Blackstone Chambers’ formidable strengths lie in its principal areas of practice: commercial, employment and EU, public law, human rights and public international law.
The commercial law work includes financial/business law, international trade, conflicts, sport, media and entertainment, intellectual property and professional negligence. Public law incorporates judicial review, acting both for and against central and local government agencies and other regulatory authorities. It also covers all areas affected by the impact of human rights and other aspects of administrative law. All aspects of employment law, including discrimination, are covered by Chambers’ extensive employment law practice, and Chambers’ EU work permeates practices across the board. Chambers recognises the increasingly important role which mediation has to play in dispute resolution. Seven members are CEDR accredited mediators.
Blackstone Chambers’ reputation is founded upon the quality of our specialist advocacy and advice. We focus on developing our home grown talent and we have seen the benefits of a rigorous selection procedure for junior tenants, which has ensured the recruitment of talented, multi-disciplined individuals well able to provide the strength and depth of legal expertise required in today’s legal market.
Life as a junior tenant... Gayatri Sarathy, tenant, Blackstone Chambers
University: University of Oxford
I joined Chambers as a tenant in September 2018. Before coming to the Bar, I studied law at the University of Oxford. I also worked as a research assistant in the public law team at the Law Commission and volunteered with an NGO.
For me, being a barrister offers a unique combination of engaging intellectually with complex legal issues and thinking practically about how they are resolved and presented before a court. There is rarely a dull moment and my days are full of variety: whether that is researching for an advice; advising clients in conference; drafting written submissions; or appearing in court. Being self-employed means that you are in control of when and how long you work.
Pupillage is very useful preparation for the beginning of your career at the Bar. Each pupil shadows the same four members of Chambers in different areas of practice, alongside written and advocacy assessments. During that time, you attend court with your pupil supervisor and draft notes on the law, pleadings and skeleton arguments. It is rigorous but also incredibly fair. You are given regular feedback from pupil supervisors and advocacy trainers, who are two senior members of Chambers. You are not required to work for any other members of Chambers. While it is a year-long assessment, it is also invaluable training as a lawyer and an advocate.
Why Blackstone? First, as a junior tenant, there is a huge diversity of work on offer and you are encouraged to maintain a broad practice in your early years (though there is opportunity to specialise if you would like). That is important because there are areas of law you may enjoy academically and not in practice or vice versa, or areas of law that you may never have studied, like sports law. My first year has involved a real mix of commercial, employment and public law — both on my own and in teams with other members of Chambers. A particular highlight was being involved in the Privacy International case with Dinah Rose QC, Ben Jaffey QC, Sir Jeffrey Jowell QC and Tom Cleaver before the Supreme Court.

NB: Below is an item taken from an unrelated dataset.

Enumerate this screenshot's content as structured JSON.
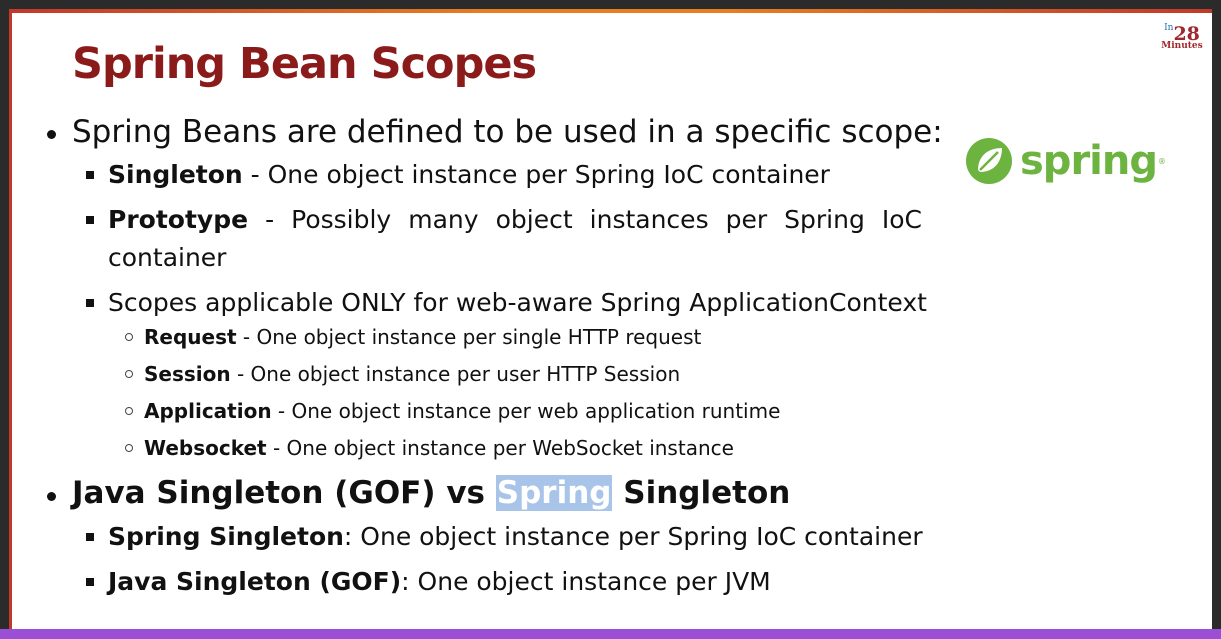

Beyond this, the environment in Chambers is supportive and collegiate. Every door is open to ask a question and there are weekly drinks which, in the summer months, are held on the roof terrace. It is a privilege to be part of Chambers and I would wholeheartedly encourage everyone to apply.
Diversity and inclusion
Blackstone Chambers is fully committed to the principle of equality of opportunity without discrimination. Since December 2019, Blackstone Chambers has commissioned the use of the Rare Contextual Recruitment System (CRS) for our mini-pupillage and pupillage recruitment processes.